    It will be interesting to see if the Libs oppositional pattern of 'just say no' regardless of the value of legislation to the country continues.
    It'll be difficult to find fault with successive oppositions behaving similarly - given the amount of acceptance of that oppositional behaviour in the past, but I'm hoping someone will show a bit of class
    I've always been an optimist....
    Country Pete
    15th Sep 2013
    5:07pm
    I am very happy with the Senate result. It will keep the bastards honest as the Democrats failed to do and are now in oblivion.

    15th Sep 2013
    5:57pm
    Rudd Gillard respected around the world. Am I dreaming I read that....ROFLMAO.
    The Australian voters could not wait to get rid of them! And they DID!!


    Join YOURLifeChoices, it’s free

    • Receive our daily enewsletter
    • Enter competitions
    • Comment on articles
    you might also be interested in...

    Retirement Planning

    When retirement planning becomes life planning it is a challenging, fun and fulfilling task.

    Age pension explained

    Anne explains whether you will qualify for an Age Pension and simplifies some of the more complex scenarios you may encounter dealing with Centrelink.

    Cruising

    Got the travel bug or need a break? Take a look at our latest Seniors travel discounts and deals.

    Meal Ideas

    Be inspired by our easy meal ideas. Search through hundreds of recipes to find the perfect one for any occasion.
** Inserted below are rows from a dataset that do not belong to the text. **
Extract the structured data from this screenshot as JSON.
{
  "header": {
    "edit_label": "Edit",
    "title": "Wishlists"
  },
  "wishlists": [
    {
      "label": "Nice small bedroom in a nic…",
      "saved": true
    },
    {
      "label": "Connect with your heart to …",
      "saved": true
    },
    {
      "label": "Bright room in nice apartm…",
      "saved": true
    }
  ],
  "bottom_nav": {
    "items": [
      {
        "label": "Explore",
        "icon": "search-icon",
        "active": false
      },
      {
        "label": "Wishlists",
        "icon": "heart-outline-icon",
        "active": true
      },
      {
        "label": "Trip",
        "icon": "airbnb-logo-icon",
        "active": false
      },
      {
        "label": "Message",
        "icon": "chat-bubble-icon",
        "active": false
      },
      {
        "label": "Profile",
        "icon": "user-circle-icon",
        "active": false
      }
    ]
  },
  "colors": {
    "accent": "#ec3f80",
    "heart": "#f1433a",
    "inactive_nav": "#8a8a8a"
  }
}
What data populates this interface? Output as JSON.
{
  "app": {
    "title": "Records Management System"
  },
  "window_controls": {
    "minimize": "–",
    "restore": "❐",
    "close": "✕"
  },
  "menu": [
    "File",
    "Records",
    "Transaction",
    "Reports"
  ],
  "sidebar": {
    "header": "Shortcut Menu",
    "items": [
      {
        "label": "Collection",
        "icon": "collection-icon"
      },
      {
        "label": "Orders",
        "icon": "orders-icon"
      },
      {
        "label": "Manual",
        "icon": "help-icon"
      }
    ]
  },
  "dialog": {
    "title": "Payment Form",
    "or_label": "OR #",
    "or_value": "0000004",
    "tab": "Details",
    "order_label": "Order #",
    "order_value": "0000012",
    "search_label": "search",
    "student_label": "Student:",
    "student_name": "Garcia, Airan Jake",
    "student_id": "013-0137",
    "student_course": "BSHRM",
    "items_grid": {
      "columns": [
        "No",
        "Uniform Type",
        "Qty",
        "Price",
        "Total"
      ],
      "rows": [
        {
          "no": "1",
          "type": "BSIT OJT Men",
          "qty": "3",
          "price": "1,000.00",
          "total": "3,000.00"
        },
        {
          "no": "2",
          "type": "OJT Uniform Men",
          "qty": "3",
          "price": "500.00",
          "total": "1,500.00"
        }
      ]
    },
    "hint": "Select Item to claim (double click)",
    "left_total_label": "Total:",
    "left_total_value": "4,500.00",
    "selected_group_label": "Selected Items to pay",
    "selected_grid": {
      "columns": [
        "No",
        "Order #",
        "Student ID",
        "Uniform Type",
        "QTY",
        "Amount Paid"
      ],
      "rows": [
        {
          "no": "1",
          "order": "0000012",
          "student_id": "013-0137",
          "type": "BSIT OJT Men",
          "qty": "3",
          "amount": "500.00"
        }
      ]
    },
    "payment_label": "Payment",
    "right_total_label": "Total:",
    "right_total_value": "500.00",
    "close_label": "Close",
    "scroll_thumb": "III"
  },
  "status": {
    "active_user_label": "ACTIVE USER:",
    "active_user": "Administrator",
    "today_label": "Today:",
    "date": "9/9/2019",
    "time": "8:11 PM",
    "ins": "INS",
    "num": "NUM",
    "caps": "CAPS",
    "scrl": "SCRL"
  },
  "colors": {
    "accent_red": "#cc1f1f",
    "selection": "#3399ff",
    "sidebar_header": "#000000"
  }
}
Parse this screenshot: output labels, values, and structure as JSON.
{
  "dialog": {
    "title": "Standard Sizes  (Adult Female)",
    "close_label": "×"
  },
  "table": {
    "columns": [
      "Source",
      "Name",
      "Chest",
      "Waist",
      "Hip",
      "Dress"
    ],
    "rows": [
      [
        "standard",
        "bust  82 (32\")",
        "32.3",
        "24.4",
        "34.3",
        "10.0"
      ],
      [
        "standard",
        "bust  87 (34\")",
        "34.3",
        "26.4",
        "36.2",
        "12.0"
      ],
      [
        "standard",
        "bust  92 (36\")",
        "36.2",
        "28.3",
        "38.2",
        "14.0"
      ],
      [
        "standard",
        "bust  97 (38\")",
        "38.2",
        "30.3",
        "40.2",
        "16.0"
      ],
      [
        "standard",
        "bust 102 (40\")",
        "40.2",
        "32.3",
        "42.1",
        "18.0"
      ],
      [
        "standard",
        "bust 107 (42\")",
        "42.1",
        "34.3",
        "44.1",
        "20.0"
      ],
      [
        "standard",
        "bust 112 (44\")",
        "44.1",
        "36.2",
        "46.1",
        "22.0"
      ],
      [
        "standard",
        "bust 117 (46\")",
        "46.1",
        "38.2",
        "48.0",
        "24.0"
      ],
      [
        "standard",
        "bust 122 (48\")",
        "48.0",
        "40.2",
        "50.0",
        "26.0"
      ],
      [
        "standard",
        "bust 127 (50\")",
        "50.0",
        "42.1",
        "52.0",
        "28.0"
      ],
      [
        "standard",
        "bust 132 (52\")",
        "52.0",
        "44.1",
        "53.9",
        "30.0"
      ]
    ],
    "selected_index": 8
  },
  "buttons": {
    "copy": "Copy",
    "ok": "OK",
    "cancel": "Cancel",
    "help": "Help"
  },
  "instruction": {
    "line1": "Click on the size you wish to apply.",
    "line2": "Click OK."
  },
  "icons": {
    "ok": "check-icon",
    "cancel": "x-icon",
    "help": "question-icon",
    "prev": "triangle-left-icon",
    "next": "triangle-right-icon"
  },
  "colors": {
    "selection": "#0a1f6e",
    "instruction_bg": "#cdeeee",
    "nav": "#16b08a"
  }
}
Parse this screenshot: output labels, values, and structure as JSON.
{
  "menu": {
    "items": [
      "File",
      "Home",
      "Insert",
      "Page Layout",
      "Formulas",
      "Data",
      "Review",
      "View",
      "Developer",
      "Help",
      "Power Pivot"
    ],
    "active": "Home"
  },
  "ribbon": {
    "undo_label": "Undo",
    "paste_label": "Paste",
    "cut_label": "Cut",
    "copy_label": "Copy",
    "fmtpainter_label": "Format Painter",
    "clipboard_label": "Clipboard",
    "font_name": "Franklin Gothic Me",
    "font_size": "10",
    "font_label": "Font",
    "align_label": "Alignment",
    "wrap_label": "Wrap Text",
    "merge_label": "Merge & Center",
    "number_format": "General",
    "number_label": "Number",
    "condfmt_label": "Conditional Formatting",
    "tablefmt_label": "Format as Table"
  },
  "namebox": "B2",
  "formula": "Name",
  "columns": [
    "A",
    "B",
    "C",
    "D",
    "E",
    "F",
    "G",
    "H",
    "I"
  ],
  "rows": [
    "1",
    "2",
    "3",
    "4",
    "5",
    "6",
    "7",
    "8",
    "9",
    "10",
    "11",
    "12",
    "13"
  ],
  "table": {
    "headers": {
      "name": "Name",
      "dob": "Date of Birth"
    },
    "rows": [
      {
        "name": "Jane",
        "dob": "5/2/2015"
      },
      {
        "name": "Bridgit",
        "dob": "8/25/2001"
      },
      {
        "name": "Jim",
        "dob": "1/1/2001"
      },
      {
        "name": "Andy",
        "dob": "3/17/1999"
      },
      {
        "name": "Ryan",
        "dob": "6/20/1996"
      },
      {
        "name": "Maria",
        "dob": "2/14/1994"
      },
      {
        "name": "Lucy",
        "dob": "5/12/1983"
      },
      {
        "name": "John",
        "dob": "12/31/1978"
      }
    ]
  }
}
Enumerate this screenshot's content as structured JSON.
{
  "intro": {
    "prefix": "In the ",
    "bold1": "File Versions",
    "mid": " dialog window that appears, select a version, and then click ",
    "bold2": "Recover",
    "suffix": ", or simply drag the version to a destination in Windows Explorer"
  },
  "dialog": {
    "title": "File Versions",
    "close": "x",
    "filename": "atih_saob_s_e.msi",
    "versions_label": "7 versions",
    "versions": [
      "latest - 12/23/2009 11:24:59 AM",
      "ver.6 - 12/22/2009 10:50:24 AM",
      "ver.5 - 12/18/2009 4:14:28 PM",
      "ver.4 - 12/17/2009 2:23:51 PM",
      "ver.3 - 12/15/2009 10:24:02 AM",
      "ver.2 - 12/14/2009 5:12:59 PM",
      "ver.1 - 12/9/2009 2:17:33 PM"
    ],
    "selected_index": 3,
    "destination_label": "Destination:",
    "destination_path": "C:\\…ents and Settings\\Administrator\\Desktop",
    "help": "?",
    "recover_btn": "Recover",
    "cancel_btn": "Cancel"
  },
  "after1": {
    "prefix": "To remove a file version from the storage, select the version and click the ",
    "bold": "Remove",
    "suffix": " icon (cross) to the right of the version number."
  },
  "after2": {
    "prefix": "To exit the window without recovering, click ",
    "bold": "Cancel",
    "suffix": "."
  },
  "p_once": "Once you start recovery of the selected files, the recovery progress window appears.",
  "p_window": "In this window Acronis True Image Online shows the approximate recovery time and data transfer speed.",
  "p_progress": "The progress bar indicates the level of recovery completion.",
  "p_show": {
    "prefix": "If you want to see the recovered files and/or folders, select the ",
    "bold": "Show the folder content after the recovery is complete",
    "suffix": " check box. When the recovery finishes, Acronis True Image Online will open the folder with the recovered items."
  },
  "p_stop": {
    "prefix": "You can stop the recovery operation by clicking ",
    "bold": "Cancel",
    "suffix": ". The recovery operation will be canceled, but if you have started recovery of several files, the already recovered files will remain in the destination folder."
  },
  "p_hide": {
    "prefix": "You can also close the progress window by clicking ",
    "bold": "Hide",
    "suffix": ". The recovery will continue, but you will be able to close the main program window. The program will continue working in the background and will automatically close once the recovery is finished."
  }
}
    Trivia

    Have some fun and keep your mind active with our Daily Crossword, Trivia, Word Search and Sudoku Games.